** Records to process follows **
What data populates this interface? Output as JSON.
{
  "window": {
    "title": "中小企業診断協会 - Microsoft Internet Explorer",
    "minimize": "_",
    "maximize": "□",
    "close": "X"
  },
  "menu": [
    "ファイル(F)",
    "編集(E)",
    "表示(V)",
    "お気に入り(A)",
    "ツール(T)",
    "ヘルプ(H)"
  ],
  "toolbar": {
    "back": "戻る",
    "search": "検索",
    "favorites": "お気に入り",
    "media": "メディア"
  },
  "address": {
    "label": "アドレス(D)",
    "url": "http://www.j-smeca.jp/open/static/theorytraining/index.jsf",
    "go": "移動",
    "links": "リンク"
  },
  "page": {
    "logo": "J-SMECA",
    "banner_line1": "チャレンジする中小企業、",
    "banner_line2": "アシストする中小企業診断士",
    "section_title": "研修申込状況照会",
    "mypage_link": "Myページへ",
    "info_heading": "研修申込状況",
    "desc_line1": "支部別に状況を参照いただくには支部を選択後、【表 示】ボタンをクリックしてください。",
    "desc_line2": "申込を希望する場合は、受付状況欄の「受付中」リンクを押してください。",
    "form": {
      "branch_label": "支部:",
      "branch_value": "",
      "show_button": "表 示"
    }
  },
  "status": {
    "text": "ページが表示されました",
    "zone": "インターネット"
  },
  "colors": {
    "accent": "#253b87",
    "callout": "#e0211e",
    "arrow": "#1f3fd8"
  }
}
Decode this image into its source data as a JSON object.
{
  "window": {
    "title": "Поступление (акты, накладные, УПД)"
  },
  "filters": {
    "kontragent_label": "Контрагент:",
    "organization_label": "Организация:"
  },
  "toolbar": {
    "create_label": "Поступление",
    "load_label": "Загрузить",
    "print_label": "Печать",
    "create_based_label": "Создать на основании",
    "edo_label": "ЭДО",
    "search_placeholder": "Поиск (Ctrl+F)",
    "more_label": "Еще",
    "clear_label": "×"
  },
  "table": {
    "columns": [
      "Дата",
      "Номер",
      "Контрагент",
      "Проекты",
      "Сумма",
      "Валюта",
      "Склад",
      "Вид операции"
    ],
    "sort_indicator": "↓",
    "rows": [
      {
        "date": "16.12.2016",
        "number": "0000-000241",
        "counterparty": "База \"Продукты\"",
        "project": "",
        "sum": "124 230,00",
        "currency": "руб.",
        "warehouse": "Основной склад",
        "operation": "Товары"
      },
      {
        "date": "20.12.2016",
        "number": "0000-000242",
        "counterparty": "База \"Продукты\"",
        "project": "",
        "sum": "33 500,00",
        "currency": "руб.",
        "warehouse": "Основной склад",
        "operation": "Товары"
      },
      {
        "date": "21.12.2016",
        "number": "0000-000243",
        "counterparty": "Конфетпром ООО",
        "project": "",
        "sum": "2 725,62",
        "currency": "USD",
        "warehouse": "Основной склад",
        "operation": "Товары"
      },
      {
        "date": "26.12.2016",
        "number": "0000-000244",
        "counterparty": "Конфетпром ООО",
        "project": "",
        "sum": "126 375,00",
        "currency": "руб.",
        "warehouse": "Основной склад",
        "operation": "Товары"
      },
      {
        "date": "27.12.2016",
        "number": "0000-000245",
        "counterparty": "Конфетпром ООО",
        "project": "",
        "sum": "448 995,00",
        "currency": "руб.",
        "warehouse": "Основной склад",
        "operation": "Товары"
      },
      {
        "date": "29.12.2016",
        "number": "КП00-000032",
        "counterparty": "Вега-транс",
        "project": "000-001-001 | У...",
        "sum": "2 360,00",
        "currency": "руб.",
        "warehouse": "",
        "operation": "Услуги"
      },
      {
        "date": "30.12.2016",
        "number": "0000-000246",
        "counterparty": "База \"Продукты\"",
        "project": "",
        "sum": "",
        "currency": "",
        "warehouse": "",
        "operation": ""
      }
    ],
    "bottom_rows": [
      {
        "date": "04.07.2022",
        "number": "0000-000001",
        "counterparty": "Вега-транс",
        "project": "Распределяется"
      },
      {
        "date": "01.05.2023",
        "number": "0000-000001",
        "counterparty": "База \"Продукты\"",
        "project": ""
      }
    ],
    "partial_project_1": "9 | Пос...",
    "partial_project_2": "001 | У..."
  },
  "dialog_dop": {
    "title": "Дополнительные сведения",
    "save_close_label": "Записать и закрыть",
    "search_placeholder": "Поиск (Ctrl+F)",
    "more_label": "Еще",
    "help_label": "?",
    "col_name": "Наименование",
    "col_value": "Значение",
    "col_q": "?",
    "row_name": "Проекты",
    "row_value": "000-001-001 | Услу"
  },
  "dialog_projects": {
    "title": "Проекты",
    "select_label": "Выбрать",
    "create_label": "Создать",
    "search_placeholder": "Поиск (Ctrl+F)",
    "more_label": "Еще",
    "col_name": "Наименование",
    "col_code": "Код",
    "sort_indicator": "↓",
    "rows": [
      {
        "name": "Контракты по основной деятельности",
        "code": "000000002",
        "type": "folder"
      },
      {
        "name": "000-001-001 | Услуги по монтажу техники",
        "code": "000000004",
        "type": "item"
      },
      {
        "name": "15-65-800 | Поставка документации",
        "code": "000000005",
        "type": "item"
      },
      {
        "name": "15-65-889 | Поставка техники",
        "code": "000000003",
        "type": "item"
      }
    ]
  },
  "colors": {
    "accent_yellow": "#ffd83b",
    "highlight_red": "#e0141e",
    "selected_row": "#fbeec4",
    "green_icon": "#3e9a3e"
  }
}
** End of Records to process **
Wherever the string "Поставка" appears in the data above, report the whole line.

Reply to the exercise.
        "name": "15-65-800 | Поставка документации",
        "name": "15-65-889 | Поставка техники",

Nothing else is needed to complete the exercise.